Mainichi Wikipedia Murder Accusation

November 21, 2008

Mainichi, one of Japan’s news media giants published a story yesterday accusing a Japanese man of the murder of a former Health Ministry official from the Pension Bureau (an expert on the pension problem in Japan). Kenji Yoshihara and his wife Yasuko were attacked at their home in Tokyo on Tuesday, November 18th. The attacker gained entry by pretending to be delivering a parcel. Kenji died in the attack,

Yasuko is still hospitalized. Also murdered was Takehiko Yamaguchi who was also an administrative vice health minister at the Pension Bureau, and his wife Michiko.
Wednesday morning’s Mainichi print newspaper reported that Yoshihara had been described as “assassinated” in an update to his Wikipedia page six hours before the attack even took place.

Mainichi must have thought they had quite a scoop there to have put it into the morning news and on their online edition without a ton of fact checking.
Mainichi splashed headlines with accusations of murder against “Popons”, the person who updated the Wikipedia site.

If Popons had really marked the people as “assassinated” six hours before they were even dead, certainly Mainichi would have had a scoop on their hands.
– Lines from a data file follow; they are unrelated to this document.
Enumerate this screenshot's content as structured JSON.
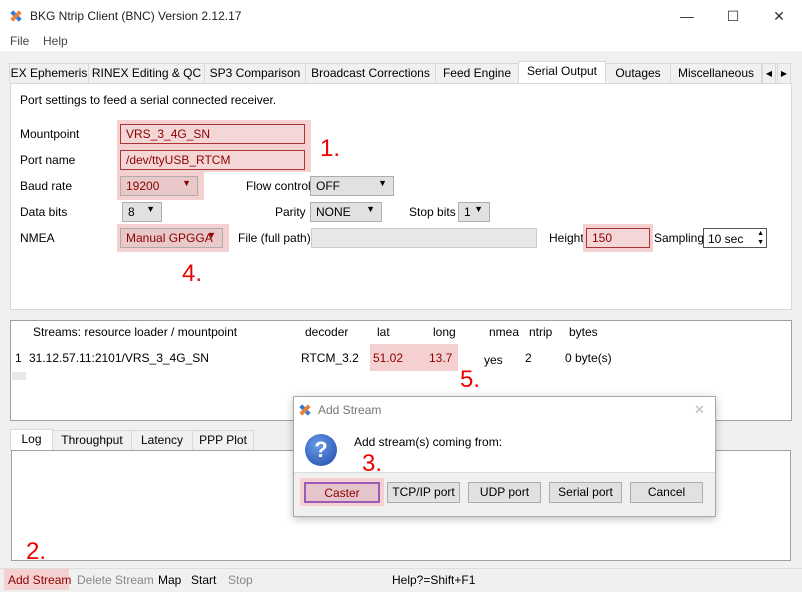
{
  "window": {
    "title": "BKG Ntrip Client (BNC) Version 2.12.17",
    "minimize": "—",
    "maximize": "☐",
    "close": "✕"
  },
  "menu": [
    "File",
    "Help"
  ],
  "tabs": [
    "EX Ephemeris",
    "RINEX Editing & QC",
    "SP3 Comparison",
    "Broadcast Corrections",
    "Feed Engine",
    "Serial Output",
    "Outages",
    "Miscellaneous"
  ],
  "tab_scroll": {
    "left": "◀",
    "right": "▶"
  },
  "serial": {
    "description": "Port settings to feed a serial connected receiver.",
    "mountpoint_label": "Mountpoint",
    "mountpoint": "VRS_3_4G_SN",
    "portname_label": "Port name",
    "portname": "/dev/ttyUSB_RTCM",
    "baud_label": "Baud rate",
    "baud": "19200",
    "flow_label": "Flow control",
    "flow": "OFF",
    "databits_label": "Data bits",
    "databits": "8",
    "parity_label": "Parity",
    "parity": "NONE",
    "stopbits_label": "Stop bits",
    "stopbits": "1",
    "nmea_label": "NMEA",
    "nmea": "Manual GPGGA",
    "file_label": "File (full path)",
    "file": "",
    "height_label": "Height",
    "height": "150",
    "sampling_label": "Sampling",
    "sampling": "10 sec"
  },
  "annotations": {
    "a1": "1.",
    "a2": "2.",
    "a3": "3.",
    "a4": "4.",
    "a5": "5."
  },
  "streams": {
    "headers": [
      "Streams:  resource loader / mountpoint",
      "decoder",
      "lat",
      "long",
      "nmea",
      "ntrip",
      "bytes"
    ],
    "rows": [
      {
        "index": "1",
        "mountpoint": "31.12.57.11:2101/VRS_3_4G_SN",
        "decoder": "RTCM_3.2",
        "lat": "51.02",
        "long": "13.7",
        "nmea": "yes",
        "ntrip": "2",
        "bytes": "0 byte(s)"
      }
    ]
  },
  "bottom_tabs": [
    "Log",
    "Throughput",
    "Latency",
    "PPP Plot"
  ],
  "toolbar": {
    "add": "Add Stream",
    "delete": "Delete Stream",
    "map": "Map",
    "start": "Start",
    "stop": "Stop",
    "help": "Help?=Shift+F1"
  },
  "dialog": {
    "title": "Add Stream",
    "close": "✕",
    "message": "Add stream(s) coming from:",
    "icon": "?",
    "buttons": [
      "Caster",
      "TCP/IP port",
      "UDP port",
      "Serial port",
      "Cancel"
    ]
  }
}
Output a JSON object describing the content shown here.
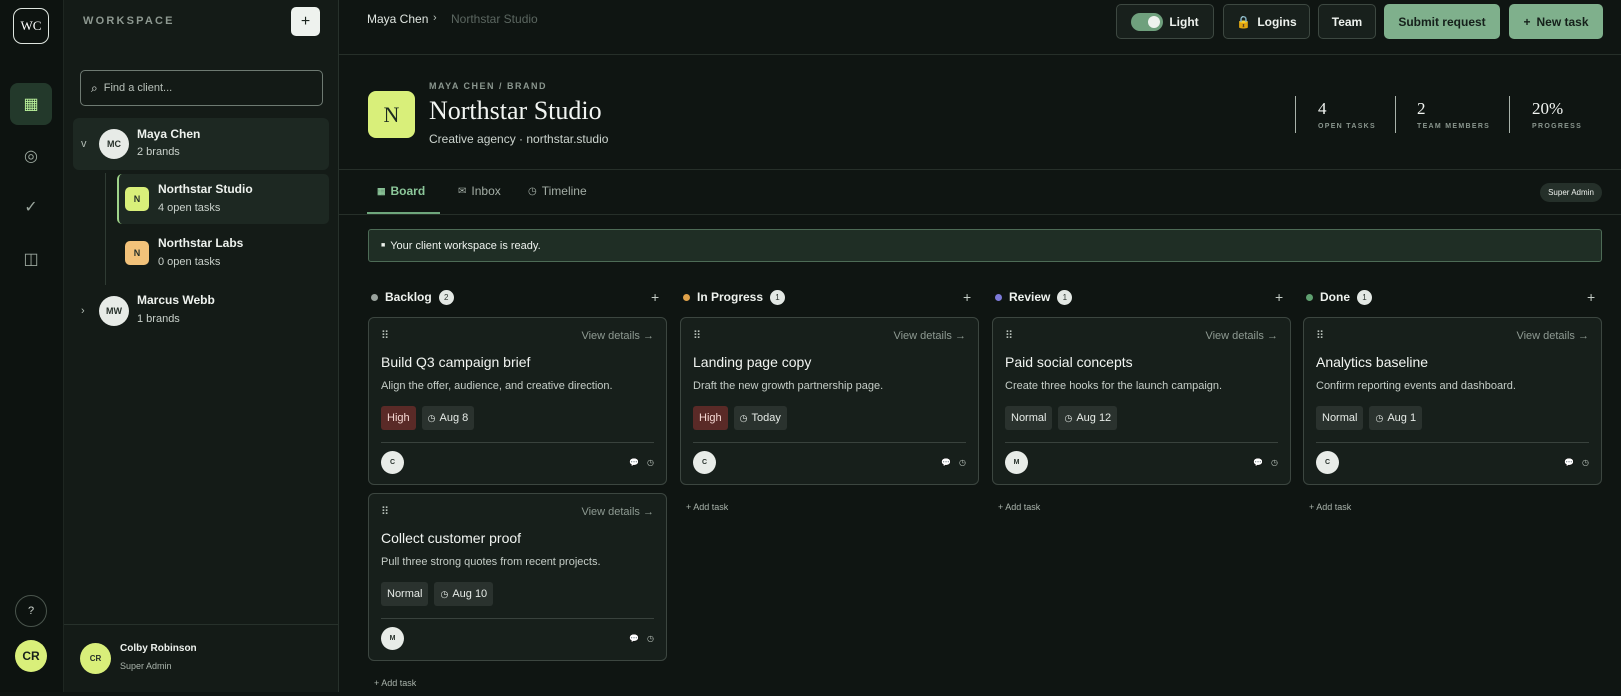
{
  "rail": {
    "logo": "WC",
    "items": [
      {
        "icon": "grid-icon",
        "glyph": "▦"
      },
      {
        "icon": "target-icon",
        "glyph": "◎"
      },
      {
        "icon": "check-icon",
        "glyph": "✓"
      },
      {
        "icon": "book-icon",
        "glyph": "◫"
      }
    ],
    "help": "?",
    "avatar": "CR"
  },
  "sidebar": {
    "title": "WORKSPACE",
    "add": "+",
    "search_placeholder": "Find a client...",
    "clients": [
      {
        "initials": "MC",
        "name": "Maya Chen",
        "sub": "2 brands",
        "chevron": "v"
      },
      {
        "initials": "MW",
        "name": "Marcus Webb",
        "sub": "1 brands",
        "chevron": "›"
      }
    ],
    "brands": [
      {
        "initials": "N",
        "name": "Northstar Studio",
        "sub": "4 open tasks",
        "color": "#d9ef7a"
      },
      {
        "initials": "N",
        "name": "Northstar Labs",
        "sub": "0 open tasks",
        "color": "#f2c27a"
      }
    ],
    "user": {
      "initials": "CR",
      "name": "Colby Robinson",
      "role": "Super Admin"
    }
  },
  "header": {
    "breadcrumb": [
      "Maya Chen",
      "›",
      "Northstar Studio"
    ],
    "buttons": {
      "light": "Light",
      "logins": "Logins",
      "team": "Team",
      "submit": "Submit request",
      "new_task": "New task"
    }
  },
  "brand": {
    "initial": "N",
    "eyebrow": "MAYA CHEN / BRAND",
    "title": "Northstar Studio",
    "subtitle": "Creative agency · northstar.studio",
    "stats": [
      {
        "value": "4",
        "label": "OPEN TASKS"
      },
      {
        "value": "2",
        "label": "TEAM MEMBERS"
      },
      {
        "value": "20%",
        "label": "PROGRESS"
      }
    ]
  },
  "tabs": [
    "Board",
    "Inbox",
    "Timeline"
  ],
  "role_pill": "Super Admin",
  "notice": "Your client workspace is ready.",
  "columns": [
    {
      "title": "Backlog",
      "count": "2",
      "color": "#9aa39d",
      "add": "+",
      "add_task": "+ Add task"
    },
    {
      "title": "In Progress",
      "count": "1",
      "color": "#e0a24a",
      "add": "+",
      "add_task": "+ Add task"
    },
    {
      "title": "Review",
      "count": "1",
      "color": "#7d7ad8",
      "add": "+",
      "add_task": "+ Add task"
    },
    {
      "title": "Done",
      "count": "1",
      "color": "#5fa070",
      "add": "+",
      "add_task": "+ Add task"
    }
  ],
  "cards": [
    {
      "title": "Build Q3 campaign brief",
      "desc": "Align the offer, audience, and creative direction.",
      "priority": "High",
      "date": "Aug 8",
      "avatar": "C",
      "view": "View details →"
    },
    {
      "title": "Collect customer proof",
      "desc": "Pull three strong quotes from recent projects.",
      "priority": "Normal",
      "date": "Aug 10",
      "avatar": "M",
      "view": "View details →"
    },
    {
      "title": "Landing page copy",
      "desc": "Draft the new growth partnership page.",
      "priority": "High",
      "date": "Today",
      "avatar": "C",
      "view": "View details →"
    },
    {
      "title": "Paid social concepts",
      "desc": "Create three hooks for the launch campaign.",
      "priority": "Normal",
      "date": "Aug 12",
      "avatar": "M",
      "view": "View details →"
    },
    {
      "title": "Analytics baseline",
      "desc": "Confirm reporting events and dashboard.",
      "priority": "Normal",
      "date": "Aug 1",
      "avatar": "C",
      "view": "View details →"
    }
  ]
}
The problem is that Wikipedia is set to UTC time, not Japan time. Thus, the timing of edits is in UTC, not Japan Standard time. Popons actually edited the Wikipedia entry.

When Popons found out he was being accused and that a big deal was being made of his editing the Wikipedia entry, he went to his local police station and apologized for causing all the trouble.

Needless to say, no one really thought Popons should have had to apologize for anything. The real problem is Mainichi, whoever wrote the article, and whoever did the fact checking (if they do that kind of thing at Mainichi at all).

As far as I know Mainichi has yet to apologize to anyone or even write a retraction.
On top of all this, many Japanese morning news shows feature the morning headlines… so Popons was in the end accused on one nationally televised morning news show (which must have been the only news show to have gone on the air without checking the internet for the reliability of the Popons story).

A common theme in the Japanese Twitter world, BBSs, and blogs can be summed up by saying,
“Poor Popons.”

Another big topic on the net was just how large the word Popons was written. Mainichi must have thought it had the scoop of the year with this one!

This particular article ends with the claim that the police are hot on the trail of a fleeing “Popons”. Completely false.


1 George Donnelly November 21, 2008 at 1:01 pm

Hilarious. Nice article.

btw your title tag for this page appears to be filled with your tags for this post. Is that working? I find title tags under 35 (or was it 50?) words that are meaningful, still have the keywords and arouse interest are most useful.

2 jay November 21, 2008 at 2:52 pm

Mainichi Shimbun has been losing a lot of public trust lately and this is just another case of them dropping the ball. It’s one thing for them to have accused poor Popons, but another thing to try to cover it up… and yet another thing to cover it up so darn unsuccessfully!

I think the extra title tags were from the title tag plugin. I don’t think it was making much difference. The new mystery is why I have two title tags. Thanks as always for the heads up and advice!